The "Evil God" Challenge


Uploaded by deathray32 on 04.03.2012

Transcript:
Have you heard of the evil god challenge? It's a challenge put forward by the British
philosopher Stephen Law. It starts from the observation that many classical arguments
for the existence of God, such as the ontological or cosmological arguments, tell us nothing
about the moral nature of God. You can't say on the basis of these arguments alone whether
God is good or evil.
However, the standard conception of God as a so called 3 O God - omnipotent, omniscient
and omni-benevolent - faces difficulties from the problem of evil. Theologians attempt to
overcome these difficulties by constructing theodicies to explain the existence of evil.
But you could equally well start by conceiving God as being supremely evil. Then instead
of the problem of evil, we have to overcome the problem of good. For every argument that
attempts to justify belief in a supremely good god, there is a reverse theodicy which
one could use to justify belief in an evil god. It's a symmetrical situation.
So the challenge is to explain why belief in a good god is considered more reasonable
and justified than belief in an evil god.
Well, that's not much of a challenge. Any freshman theology student could defeat it.
God is supremely good by definition, so an evil god is an oxymoron.
I'm afraid you've missed the point of the challenge. Your definition comes from the
Christian theological framework. Law is challenging you to step outside of it and imagine a mirror-image
framework.
But God is the source of all creation. By definition, evil cannot create. It can only
destroy. That must be true in any framework.
You are still cocooned in your Christian framework. It's not as universal as you think. In the
evil god framework, Evil God creates in order to inflict suffering on his creation.
That's absurd.
Not at all. In Buddhism, for example, the first Noble Truth is that existence is suffering.

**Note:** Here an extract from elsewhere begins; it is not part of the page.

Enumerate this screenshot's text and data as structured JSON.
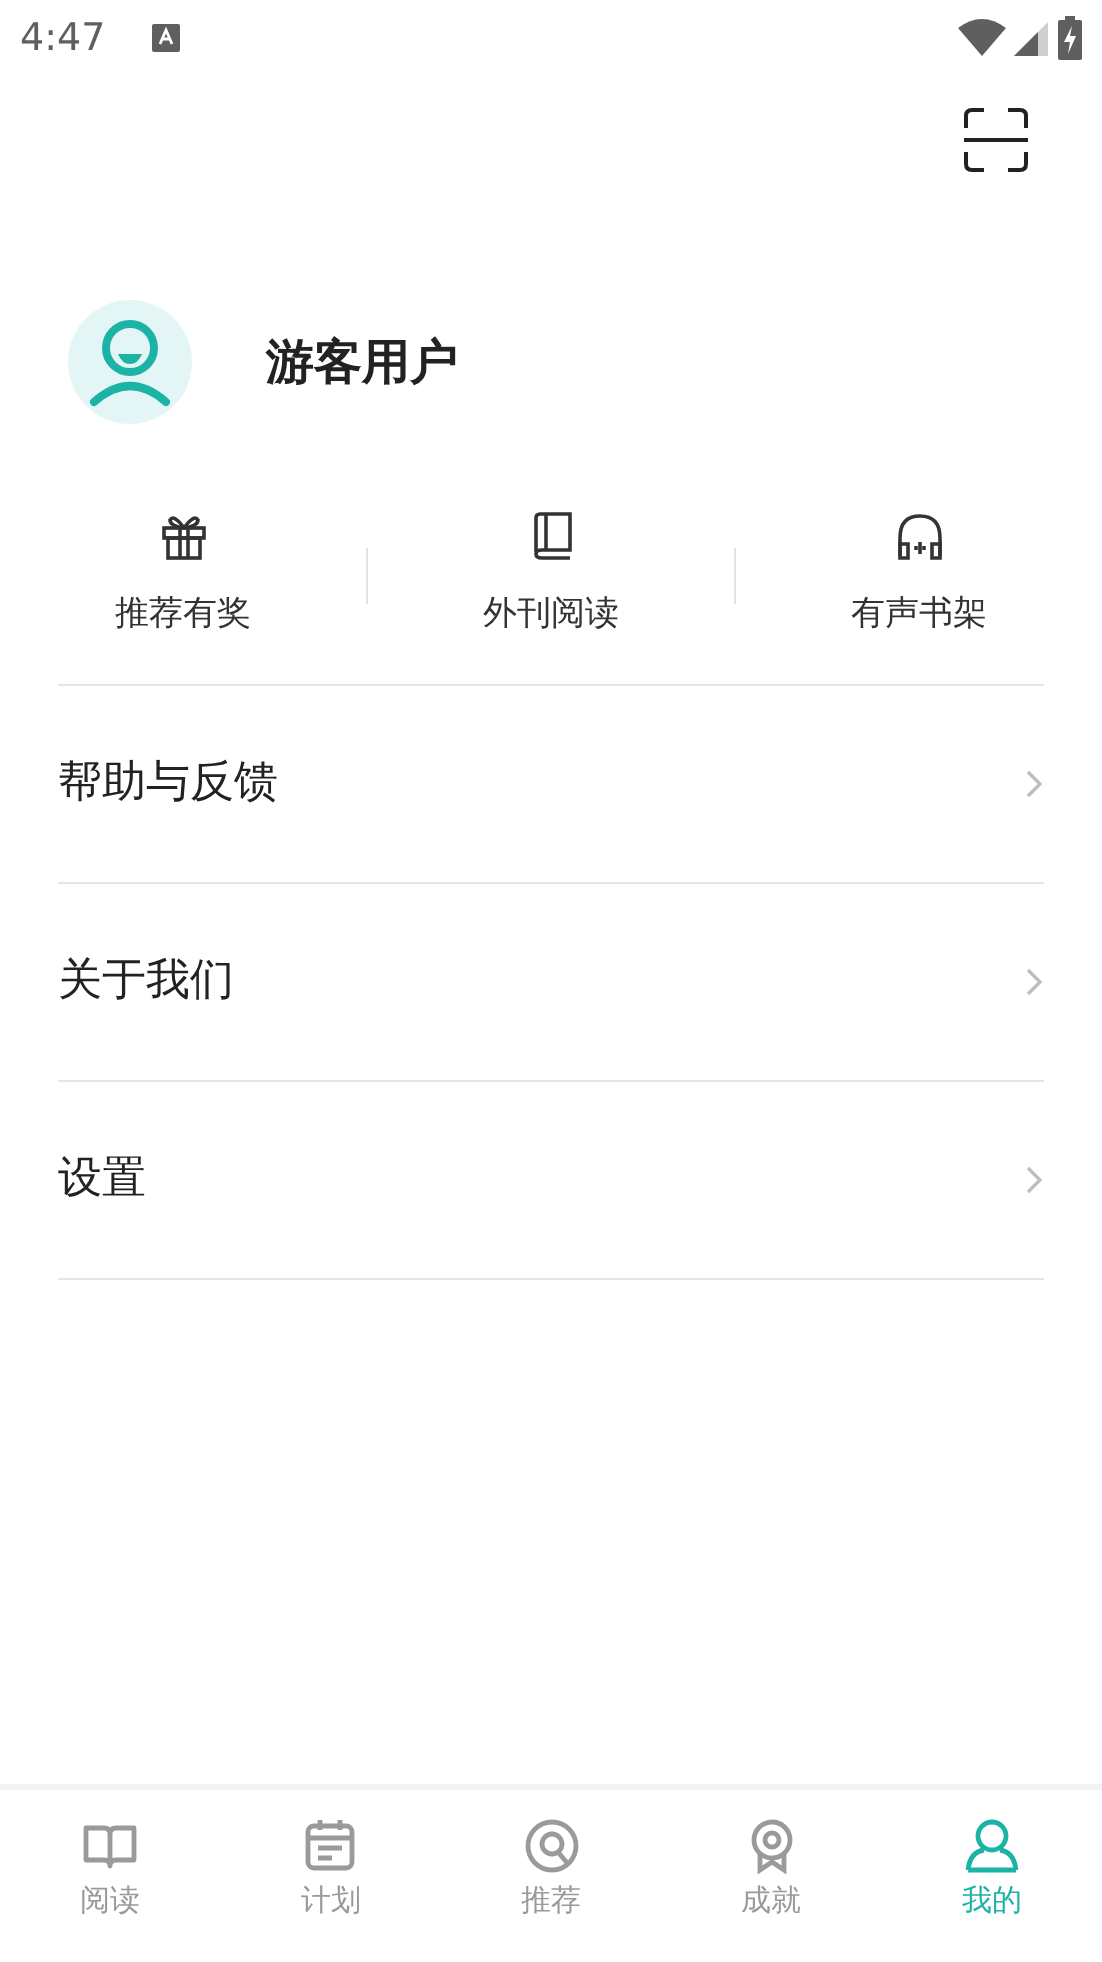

Of course Buddhism doesn't have a personal god like Christianity does, but you can imagine
a variation of Buddhism in which there is a god whose job it is to ensure that existence
is suffering.
Okay, I'll play along with this "challenge". The fundamental problem with it is that evil
is privation, that is to say, evil is not a positive attribute in itself. Evil is the
absence of good, just as darkness is the absence of light. Therefore an evil god is an incoherent
concept.
I find that theological notions of good and evil are rather simplistic when applied to
the real world. It's as if good is a simple variable that you can measure on a linear
scale, say from zero to 100, and then evil is 100 minus good. But in reality, good and
evil are much more complex. Any given act can have a mix of good and evil motives, and
good and evil consequences.
Which of course makes the evil god framework just as simplistic as the good god framework.
But the question is why we find the former much more likely than the latter, even though
they are symmetrical with respect to one another.
But they are not symmetrical. God is the greatest being that can be conceived of. Good is greater
than evil, so God cannot be evil.
You're still using definitions from the Christian theological framework. I could just as well
argue that God is the worst being that can be conceived of. Since it's worse for an evil
god to exist than not to exist, I can use a mirror image of Anselm's ontological argument
and say that an evil god must exist.
This is ridiculous. I don't think I need waste any more of my time on this foolishness.
Your reaction is pretty typical. Several Christian theologians have responded to Law's challenge.
They have all flunked it.